...There is much more, but it is worth reflecting on his choices then and his choices now. Even when he has tried to go mainstream he has chosen the losers of the Carter Administration to advise him on foreign policy for example. Do we really want that team for the coming confrontation with Iran?
Over and over again the theme that exclusion is the key to belonging emerges.

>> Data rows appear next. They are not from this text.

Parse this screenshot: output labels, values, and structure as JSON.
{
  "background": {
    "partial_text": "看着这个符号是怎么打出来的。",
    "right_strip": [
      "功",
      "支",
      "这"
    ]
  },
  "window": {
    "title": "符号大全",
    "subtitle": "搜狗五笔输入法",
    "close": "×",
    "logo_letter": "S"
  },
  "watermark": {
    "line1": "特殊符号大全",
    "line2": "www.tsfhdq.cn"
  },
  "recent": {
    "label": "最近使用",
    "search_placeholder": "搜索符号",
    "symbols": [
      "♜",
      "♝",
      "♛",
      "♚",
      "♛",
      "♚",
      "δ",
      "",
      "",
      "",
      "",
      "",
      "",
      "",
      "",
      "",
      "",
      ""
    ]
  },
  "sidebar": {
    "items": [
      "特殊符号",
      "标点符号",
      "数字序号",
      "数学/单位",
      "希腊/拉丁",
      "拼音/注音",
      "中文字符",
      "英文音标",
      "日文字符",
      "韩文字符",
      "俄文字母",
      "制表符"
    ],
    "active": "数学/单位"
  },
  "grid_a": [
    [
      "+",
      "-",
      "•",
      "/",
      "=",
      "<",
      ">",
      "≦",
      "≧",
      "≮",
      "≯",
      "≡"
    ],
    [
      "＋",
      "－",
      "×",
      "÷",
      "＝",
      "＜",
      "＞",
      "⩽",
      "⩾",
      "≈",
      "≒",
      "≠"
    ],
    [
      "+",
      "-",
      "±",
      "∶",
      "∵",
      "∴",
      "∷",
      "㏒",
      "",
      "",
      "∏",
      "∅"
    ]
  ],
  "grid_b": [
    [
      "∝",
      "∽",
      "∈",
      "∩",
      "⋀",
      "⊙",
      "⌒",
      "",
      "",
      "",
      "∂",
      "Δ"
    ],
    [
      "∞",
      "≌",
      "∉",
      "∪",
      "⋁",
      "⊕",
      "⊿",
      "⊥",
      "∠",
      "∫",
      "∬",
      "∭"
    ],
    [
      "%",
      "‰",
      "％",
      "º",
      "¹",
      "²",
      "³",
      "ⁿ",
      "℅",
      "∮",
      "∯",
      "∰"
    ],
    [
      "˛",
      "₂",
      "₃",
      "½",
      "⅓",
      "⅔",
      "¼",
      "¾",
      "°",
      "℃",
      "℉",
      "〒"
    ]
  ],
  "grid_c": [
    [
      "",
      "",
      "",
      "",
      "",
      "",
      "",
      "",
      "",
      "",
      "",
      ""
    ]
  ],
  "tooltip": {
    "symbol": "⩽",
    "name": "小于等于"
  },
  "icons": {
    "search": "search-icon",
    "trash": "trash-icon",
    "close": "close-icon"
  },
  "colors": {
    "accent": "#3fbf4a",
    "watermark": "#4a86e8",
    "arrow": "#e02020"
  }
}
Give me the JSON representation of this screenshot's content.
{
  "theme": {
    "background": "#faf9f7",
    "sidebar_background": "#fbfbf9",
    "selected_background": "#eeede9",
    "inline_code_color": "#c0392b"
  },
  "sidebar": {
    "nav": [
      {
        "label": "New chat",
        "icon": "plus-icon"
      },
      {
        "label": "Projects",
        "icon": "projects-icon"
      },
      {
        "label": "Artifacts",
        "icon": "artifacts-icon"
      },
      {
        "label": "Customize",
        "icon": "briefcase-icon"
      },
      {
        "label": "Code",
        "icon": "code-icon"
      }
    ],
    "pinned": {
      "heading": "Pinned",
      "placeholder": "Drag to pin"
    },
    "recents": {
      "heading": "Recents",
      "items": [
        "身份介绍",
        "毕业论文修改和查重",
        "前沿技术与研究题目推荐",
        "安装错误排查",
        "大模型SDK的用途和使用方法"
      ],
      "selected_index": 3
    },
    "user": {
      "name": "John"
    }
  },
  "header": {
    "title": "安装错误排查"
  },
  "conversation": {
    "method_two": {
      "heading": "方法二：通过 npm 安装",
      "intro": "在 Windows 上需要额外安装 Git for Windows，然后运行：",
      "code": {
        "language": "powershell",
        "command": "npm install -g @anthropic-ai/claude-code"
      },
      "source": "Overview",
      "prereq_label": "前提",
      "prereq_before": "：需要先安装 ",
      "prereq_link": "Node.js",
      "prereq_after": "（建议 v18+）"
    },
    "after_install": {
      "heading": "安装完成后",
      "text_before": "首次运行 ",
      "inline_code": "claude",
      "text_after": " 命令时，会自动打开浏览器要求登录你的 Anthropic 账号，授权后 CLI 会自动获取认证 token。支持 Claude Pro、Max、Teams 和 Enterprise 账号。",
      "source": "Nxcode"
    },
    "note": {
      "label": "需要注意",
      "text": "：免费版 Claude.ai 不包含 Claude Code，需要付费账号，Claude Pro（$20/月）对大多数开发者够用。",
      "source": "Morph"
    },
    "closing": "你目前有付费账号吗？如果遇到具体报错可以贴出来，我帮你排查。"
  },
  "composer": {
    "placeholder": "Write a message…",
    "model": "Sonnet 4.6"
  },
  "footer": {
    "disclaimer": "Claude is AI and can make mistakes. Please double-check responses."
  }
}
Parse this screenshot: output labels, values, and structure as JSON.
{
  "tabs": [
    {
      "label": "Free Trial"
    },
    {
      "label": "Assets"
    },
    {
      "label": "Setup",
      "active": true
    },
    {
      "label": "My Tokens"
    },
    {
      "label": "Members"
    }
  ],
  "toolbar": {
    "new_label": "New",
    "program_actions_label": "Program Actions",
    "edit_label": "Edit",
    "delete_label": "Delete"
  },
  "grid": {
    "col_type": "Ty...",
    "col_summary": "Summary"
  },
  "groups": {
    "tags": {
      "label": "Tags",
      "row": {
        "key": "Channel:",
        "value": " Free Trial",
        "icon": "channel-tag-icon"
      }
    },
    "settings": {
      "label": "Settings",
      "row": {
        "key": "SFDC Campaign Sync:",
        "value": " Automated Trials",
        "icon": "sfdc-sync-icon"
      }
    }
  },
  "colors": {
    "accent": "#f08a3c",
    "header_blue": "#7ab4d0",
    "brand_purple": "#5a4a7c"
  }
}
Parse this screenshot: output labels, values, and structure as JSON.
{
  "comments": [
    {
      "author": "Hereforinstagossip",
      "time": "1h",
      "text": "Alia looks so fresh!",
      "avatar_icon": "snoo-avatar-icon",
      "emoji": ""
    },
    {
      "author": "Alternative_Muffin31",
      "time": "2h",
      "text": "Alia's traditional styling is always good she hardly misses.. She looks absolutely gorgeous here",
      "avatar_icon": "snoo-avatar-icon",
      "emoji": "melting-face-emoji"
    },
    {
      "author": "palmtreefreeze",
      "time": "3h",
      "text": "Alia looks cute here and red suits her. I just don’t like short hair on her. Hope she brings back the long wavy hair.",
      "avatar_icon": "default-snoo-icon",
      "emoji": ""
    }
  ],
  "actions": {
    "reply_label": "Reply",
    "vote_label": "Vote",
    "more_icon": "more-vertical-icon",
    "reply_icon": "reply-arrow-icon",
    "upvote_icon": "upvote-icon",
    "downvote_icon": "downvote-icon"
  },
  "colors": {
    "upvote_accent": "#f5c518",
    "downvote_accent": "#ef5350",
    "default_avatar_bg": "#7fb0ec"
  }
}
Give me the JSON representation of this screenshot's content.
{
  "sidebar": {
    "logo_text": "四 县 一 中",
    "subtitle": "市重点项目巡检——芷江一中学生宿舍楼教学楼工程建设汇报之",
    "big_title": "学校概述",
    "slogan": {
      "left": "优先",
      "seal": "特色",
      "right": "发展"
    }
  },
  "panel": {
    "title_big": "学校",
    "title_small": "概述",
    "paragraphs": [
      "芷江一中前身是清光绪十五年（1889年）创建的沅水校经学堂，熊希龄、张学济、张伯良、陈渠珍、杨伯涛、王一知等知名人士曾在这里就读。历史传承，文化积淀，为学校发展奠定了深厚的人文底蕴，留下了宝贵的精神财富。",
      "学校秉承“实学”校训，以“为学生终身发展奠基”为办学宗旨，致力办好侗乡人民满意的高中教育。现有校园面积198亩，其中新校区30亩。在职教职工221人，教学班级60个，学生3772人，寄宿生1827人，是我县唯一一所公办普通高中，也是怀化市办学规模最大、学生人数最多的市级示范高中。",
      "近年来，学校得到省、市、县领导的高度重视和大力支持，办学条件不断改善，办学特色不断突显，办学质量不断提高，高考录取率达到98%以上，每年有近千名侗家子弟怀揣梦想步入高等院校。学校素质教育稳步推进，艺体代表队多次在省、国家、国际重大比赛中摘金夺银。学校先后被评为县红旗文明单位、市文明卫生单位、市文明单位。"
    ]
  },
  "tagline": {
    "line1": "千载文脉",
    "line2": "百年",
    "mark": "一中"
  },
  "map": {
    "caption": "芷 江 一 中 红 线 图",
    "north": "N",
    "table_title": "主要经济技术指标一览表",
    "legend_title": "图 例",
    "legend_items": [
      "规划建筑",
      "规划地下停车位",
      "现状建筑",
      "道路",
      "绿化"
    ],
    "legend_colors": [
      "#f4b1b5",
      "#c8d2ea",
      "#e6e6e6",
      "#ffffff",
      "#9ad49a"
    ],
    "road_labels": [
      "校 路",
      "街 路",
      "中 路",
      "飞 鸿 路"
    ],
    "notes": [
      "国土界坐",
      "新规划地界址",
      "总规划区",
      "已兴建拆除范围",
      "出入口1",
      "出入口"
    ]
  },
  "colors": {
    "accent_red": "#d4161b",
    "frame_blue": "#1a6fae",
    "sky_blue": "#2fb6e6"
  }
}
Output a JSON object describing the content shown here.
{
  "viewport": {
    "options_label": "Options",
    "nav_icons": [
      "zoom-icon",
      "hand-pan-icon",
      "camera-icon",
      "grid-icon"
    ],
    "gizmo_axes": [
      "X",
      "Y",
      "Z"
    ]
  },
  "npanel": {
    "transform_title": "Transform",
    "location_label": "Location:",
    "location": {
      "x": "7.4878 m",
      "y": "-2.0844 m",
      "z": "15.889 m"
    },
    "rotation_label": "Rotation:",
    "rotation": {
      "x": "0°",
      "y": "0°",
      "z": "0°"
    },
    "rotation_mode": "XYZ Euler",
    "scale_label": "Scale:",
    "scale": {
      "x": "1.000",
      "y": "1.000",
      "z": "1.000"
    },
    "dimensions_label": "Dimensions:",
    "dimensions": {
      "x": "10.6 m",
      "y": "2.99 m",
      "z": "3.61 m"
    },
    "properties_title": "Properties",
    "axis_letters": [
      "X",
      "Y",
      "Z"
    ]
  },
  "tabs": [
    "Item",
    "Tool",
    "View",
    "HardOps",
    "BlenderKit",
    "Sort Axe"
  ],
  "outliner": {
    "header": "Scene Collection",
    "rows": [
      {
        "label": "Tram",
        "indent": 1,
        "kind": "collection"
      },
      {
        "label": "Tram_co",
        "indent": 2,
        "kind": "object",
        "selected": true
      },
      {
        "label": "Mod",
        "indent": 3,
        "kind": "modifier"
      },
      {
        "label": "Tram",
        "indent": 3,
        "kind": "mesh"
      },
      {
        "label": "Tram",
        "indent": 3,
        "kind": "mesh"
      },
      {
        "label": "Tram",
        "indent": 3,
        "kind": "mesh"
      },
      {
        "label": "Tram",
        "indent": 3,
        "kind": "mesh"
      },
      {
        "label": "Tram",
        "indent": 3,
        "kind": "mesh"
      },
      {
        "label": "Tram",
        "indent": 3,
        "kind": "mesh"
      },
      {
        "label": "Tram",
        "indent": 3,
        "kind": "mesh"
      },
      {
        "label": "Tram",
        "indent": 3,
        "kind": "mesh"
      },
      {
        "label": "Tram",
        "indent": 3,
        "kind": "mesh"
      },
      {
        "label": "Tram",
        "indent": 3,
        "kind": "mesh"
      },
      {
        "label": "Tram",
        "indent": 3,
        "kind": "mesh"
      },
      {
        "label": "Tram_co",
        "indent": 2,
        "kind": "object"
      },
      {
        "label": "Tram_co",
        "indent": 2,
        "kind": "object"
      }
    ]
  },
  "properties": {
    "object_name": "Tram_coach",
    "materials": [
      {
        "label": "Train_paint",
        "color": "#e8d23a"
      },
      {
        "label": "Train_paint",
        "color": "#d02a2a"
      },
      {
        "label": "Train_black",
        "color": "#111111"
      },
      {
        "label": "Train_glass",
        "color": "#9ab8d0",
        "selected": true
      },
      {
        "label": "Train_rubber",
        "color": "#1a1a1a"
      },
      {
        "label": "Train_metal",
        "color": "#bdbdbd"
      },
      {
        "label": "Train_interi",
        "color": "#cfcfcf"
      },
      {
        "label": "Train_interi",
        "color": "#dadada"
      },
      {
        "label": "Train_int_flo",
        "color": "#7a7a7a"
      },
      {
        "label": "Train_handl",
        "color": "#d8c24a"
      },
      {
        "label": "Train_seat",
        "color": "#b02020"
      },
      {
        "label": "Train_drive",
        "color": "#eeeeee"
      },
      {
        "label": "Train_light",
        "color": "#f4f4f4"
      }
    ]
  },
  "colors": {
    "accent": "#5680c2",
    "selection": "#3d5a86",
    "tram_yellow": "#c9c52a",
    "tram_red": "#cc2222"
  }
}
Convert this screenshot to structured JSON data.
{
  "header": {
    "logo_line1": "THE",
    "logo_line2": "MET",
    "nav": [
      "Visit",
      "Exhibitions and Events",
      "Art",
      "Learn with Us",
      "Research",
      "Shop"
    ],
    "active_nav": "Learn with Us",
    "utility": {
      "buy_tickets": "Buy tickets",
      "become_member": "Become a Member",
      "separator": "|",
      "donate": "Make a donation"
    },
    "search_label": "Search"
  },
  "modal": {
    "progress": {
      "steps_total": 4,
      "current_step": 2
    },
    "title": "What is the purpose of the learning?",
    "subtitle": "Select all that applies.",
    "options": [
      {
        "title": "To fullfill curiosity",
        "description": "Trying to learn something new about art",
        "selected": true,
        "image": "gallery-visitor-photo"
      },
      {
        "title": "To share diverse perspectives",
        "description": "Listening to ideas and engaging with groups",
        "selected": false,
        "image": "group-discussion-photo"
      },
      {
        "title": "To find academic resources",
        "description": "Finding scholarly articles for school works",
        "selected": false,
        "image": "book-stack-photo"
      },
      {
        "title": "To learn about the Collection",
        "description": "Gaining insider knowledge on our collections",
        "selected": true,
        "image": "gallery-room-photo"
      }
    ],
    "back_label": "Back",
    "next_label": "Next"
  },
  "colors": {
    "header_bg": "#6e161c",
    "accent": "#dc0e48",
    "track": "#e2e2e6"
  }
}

To avoid being mistaken for such a sellout, I chose my friends carefully: the more politically active black students, the foreign students, the Chicanos, the Marxist professors and structural feminists, and punk rock performance poets. We smoked cigarettes and wore leather jackets. At night in the dorms, we discussed neocolonialism, Frantz Fanon, Euro-centrism, and patriarchy. When we ground out our cigarettes in the hallway carpet, or set our stereos so loud that the walls began to shake, we were resisting Bourgeois society’s stifling constraints. We weren’t indifferent or careless or insecure. We were alienated.
That last line -- "we were alienated" -- is too wrong to have been written in literary error by a man as smart as Obama. Surely what he meant to write was "we were resisting". Choosing. Choosing Frantz Fanon, Marxism, structural feminism, black political activism instead of choosing the other. Alienation was the flip side of realization; leaving was the other half of joining. But joining what? Here Steyn seems to agree with my belief that Obama found the Sharpton/Jackson narrative too cheesey for his own liking. The closest he comes to a hypothesis is to suggest that Barack saw himself as a member of the "club of disaffection".